In addition to government claims against manufacturers, there is also a class action against major pharmaceutical companies on behalf of Canadians who were prescribed and became addicted to opioids.
People suffering from addictions have also sought to attribute responsibility to those further down the supply chain. One issue is whether prescribing doctors and dispensing pharmacists could be held liable in medical malpractice actions for the harm caused by opioids to individuals under their care.
B.C. man sues doctor after becoming addicted to opioid pain medication
In May 2020, a man sued his doctor in the Supreme Court of British Columbia for negligence in prescribing opioids. He also brought a claim against unnamed pharmacists, the College of Physicians and Surgeons of British Columbia and the College of Pharmacists of British Columbia.
Between 2013 and 2016, Mr. Homan was a patient of Dr. Nemanishen. In response to Mr. Homan’s back pain, Dr. Nemanishen prescribed opioid medication. These prescriptions continued over the years. Mr. Homan claims that he has become addicted to the opioid medication prescribed to him and that, as a result, he has sustained various physical and psychological injuries.
Mr. Homan’s claim against the College of Physicians and Surgeons of British Columbia (College) was based on a failure to warn him about the risk that his doctor’s opioid prescribing practices posed to him. He also claimed that the College was negligent in its supervision of Dr. Nemanishen, which, in turn, caused him to suffer injury.
The College applied to strike out Mr. Homan’s claim against it, arguing that it disclosed no reasonable cause of action. In Homan v Nemanishen, Justice Fitzpatrick agreed with the College and struck out the claim.
Her Honour found that, in fulfilling its statutory role as the regulator of the practice of medicine in British Columbia, the College did not owe a private law duty of care to Mr. Homan. No duty of care was found to arise as a result of the provisions of the Health Professions Act, nor were there any specific interactions between Mr. Homan and the College to give rise to a duty of care.

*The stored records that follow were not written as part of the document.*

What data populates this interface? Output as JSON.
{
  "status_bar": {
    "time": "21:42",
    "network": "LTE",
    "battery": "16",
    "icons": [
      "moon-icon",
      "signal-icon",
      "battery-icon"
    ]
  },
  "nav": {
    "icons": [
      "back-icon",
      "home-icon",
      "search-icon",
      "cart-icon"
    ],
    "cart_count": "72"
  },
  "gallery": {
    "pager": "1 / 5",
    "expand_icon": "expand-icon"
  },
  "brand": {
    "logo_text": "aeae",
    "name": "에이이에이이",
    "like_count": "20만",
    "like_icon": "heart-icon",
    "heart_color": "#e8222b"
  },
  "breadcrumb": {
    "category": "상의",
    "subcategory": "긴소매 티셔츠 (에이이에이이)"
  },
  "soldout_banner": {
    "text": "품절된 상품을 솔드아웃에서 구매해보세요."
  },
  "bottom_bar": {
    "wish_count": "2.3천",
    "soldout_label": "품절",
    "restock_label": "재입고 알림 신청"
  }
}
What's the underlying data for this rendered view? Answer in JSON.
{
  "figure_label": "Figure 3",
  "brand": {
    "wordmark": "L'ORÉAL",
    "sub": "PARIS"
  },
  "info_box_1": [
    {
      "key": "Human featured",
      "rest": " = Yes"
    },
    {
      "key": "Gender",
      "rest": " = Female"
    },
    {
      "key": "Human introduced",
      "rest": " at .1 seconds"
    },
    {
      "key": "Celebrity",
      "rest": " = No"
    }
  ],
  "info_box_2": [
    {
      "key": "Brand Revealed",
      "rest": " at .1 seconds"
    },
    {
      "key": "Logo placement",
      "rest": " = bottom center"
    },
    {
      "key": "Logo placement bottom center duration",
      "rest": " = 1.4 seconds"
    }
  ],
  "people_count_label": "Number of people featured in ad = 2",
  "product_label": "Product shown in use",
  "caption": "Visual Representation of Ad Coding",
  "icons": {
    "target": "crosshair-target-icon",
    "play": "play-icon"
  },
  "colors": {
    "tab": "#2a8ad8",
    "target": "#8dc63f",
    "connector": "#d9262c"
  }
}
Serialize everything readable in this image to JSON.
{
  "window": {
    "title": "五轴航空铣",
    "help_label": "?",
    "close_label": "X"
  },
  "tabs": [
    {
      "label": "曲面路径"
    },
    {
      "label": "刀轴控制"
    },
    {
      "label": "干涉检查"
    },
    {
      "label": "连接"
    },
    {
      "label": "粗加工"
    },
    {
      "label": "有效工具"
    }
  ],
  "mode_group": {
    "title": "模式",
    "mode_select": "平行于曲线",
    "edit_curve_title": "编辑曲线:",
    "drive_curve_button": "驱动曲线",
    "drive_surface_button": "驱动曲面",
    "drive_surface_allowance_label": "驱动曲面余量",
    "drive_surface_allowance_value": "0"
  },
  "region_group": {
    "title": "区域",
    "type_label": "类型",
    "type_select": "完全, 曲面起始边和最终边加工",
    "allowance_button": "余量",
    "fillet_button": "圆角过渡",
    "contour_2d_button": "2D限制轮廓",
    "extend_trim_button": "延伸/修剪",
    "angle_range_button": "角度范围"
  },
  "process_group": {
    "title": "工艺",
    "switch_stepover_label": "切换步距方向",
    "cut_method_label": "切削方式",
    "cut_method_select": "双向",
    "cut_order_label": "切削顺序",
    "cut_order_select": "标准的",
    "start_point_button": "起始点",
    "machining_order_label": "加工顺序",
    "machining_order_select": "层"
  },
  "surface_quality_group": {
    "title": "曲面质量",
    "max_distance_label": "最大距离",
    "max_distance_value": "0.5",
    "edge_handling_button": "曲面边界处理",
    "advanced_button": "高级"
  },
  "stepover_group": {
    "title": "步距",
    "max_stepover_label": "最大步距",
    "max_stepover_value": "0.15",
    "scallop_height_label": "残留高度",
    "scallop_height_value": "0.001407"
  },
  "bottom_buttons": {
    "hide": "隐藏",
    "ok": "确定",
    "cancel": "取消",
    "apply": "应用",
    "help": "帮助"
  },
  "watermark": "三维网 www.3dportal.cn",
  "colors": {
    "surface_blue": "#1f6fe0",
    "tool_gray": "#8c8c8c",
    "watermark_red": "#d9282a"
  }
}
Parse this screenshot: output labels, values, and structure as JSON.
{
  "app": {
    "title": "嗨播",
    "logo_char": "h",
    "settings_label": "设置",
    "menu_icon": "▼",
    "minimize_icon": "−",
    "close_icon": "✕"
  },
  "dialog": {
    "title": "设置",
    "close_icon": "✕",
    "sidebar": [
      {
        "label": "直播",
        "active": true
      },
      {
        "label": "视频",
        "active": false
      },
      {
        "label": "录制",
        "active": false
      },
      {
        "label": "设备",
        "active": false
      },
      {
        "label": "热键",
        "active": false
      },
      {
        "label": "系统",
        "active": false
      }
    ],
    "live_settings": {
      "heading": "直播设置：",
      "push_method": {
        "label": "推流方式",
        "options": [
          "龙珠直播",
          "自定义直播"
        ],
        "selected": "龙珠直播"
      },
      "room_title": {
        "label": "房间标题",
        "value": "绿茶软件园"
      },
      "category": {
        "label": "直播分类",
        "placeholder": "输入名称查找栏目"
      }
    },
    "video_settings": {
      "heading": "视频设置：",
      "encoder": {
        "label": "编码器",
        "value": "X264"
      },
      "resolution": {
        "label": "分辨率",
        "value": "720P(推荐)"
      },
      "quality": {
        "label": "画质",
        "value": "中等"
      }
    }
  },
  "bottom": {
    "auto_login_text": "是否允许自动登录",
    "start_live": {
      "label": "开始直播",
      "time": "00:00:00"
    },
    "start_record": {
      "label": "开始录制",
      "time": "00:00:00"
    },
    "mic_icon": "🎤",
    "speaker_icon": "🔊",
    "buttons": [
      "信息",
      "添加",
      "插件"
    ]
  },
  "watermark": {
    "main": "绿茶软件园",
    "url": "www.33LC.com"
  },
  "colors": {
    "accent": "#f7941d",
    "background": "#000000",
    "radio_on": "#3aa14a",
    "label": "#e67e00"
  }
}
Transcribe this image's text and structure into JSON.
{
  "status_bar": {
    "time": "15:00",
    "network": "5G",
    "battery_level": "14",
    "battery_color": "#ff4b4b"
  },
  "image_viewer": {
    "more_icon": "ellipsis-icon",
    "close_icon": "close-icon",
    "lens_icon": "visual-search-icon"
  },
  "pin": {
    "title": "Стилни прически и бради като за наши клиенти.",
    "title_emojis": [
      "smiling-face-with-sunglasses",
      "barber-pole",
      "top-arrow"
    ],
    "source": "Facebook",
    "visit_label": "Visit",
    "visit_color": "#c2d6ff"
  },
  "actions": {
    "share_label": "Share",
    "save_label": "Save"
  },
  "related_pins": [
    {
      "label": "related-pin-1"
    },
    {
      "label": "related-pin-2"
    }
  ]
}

However, as his doctor, Dr. Nemanishen did owe Mr. Homan a duty of care. It remains to be seen whether the Homan case will proceed against the doctor, and if so, whether he will be found liable for any injury suffered. This will depend on whether Mr. Homan can prove that:
- Dr. Nemanishen breached the standard of care expected of medical practitioners in the prescribing of opioid medications for pain management;
- he sustained damage; and
- the damage was caused by the doctor’s breach (if not for the negligent act, the injury would not have occurred).
Contact Tierney Stauffer LLP for Advice on Medical Malpractice Claims
At Tierney Stauffer LLP, we know how overwhelmed you may feel about the prospect of launching a medical or hospital malpractice lawsuit. If you have a valid claim against a medical practitioner or hospital, you need a strong advocate by your side to fight their insurers and lawyers. It is important that you seek prompt advice from our personal injury lawyers, who have a great deal of experience working with clients on medical malpractice claims throughout Ontario. Call us at 1-888-799-8057 or reach out online to set up a consultation today.